▶ **Work request**
From the data that follows, report how many lines hold the string "icon", giving only the number.

▶ **Source material**

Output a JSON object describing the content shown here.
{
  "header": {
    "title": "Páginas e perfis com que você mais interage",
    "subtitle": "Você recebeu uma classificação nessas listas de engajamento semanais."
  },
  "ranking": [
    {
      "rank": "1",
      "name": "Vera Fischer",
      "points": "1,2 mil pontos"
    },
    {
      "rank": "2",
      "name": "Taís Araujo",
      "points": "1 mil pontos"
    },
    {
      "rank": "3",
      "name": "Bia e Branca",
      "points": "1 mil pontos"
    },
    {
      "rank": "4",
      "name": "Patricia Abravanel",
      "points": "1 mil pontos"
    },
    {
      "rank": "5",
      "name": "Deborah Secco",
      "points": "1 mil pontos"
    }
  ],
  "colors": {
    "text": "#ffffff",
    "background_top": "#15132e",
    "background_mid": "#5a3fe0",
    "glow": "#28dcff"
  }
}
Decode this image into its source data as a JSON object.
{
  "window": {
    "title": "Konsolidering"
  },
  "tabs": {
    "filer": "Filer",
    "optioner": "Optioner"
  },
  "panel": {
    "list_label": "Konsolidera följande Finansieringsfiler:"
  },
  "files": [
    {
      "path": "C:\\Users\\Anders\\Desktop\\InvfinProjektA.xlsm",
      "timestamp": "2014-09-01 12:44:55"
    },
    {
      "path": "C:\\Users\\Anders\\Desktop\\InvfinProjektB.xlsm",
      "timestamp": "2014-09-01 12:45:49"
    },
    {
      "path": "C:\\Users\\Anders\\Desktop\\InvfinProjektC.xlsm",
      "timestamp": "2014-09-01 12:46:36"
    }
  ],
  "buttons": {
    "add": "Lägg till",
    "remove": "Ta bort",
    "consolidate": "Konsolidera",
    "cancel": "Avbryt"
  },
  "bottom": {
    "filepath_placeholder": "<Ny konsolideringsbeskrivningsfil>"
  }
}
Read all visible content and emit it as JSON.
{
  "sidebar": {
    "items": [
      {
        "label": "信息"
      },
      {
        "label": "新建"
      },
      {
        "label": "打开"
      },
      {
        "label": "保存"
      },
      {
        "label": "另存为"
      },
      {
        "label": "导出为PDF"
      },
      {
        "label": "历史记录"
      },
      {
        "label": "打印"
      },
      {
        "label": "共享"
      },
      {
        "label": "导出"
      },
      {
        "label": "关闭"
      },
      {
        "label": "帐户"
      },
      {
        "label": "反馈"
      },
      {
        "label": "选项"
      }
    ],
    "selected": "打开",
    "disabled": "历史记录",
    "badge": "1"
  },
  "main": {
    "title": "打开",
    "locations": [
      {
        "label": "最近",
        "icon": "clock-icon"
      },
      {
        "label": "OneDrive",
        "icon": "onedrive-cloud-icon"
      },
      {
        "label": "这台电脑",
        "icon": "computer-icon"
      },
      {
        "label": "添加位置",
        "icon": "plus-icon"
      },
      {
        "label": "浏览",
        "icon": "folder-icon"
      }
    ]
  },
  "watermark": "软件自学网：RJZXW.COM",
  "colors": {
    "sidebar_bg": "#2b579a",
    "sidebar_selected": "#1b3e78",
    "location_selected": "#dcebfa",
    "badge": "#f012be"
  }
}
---
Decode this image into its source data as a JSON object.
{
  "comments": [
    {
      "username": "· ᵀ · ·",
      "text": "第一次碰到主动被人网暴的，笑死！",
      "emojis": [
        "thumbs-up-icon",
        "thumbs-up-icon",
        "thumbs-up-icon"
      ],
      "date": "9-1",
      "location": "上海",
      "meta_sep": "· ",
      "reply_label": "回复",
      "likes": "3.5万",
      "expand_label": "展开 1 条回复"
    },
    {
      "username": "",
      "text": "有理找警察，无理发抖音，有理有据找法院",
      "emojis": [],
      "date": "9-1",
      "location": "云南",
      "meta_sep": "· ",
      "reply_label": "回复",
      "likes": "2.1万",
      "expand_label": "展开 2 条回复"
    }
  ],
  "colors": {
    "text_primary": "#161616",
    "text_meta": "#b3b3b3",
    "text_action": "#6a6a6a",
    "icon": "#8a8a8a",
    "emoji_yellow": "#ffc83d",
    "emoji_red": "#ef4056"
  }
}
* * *
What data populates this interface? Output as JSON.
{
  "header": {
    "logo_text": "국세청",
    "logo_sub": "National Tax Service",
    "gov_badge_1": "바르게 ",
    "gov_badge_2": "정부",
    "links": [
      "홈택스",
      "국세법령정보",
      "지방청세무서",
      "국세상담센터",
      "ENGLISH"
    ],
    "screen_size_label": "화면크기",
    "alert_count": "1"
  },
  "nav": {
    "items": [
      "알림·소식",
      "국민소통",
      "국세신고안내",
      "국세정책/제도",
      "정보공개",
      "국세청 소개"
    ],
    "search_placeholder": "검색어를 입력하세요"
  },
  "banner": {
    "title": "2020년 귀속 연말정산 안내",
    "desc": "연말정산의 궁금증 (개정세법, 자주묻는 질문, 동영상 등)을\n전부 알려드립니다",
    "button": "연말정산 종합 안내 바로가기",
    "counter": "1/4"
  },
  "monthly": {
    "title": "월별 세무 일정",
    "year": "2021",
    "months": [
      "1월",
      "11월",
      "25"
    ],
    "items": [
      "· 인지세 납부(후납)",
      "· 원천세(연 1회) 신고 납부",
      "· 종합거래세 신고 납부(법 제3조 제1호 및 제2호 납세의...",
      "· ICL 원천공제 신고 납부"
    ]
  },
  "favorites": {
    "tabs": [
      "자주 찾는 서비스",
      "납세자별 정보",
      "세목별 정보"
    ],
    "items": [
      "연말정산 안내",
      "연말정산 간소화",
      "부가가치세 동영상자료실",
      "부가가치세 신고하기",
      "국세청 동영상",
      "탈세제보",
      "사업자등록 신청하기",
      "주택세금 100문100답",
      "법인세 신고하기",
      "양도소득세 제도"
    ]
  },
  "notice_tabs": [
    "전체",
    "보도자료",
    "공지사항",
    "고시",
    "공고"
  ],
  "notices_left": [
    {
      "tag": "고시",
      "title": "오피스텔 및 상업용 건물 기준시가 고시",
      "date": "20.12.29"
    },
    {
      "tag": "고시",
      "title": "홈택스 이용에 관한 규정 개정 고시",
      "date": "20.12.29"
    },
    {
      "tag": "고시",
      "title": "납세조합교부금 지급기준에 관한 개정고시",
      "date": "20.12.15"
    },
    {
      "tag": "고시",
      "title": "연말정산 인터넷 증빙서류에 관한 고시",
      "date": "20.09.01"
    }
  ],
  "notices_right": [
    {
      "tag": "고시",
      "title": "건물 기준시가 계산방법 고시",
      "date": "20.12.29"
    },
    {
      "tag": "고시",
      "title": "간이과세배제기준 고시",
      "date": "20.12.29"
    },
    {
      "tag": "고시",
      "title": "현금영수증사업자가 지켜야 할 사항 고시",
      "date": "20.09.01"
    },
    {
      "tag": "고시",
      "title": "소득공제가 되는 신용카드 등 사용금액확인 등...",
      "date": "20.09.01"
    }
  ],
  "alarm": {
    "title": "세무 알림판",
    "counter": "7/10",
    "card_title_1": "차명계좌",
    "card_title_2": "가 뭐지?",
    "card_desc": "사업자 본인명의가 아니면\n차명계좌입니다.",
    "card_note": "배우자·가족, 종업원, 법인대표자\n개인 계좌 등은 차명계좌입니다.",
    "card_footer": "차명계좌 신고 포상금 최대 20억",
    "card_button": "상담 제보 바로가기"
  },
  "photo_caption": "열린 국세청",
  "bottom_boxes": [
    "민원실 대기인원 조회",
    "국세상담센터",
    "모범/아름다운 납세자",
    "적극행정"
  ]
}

▶ **Completed task**
9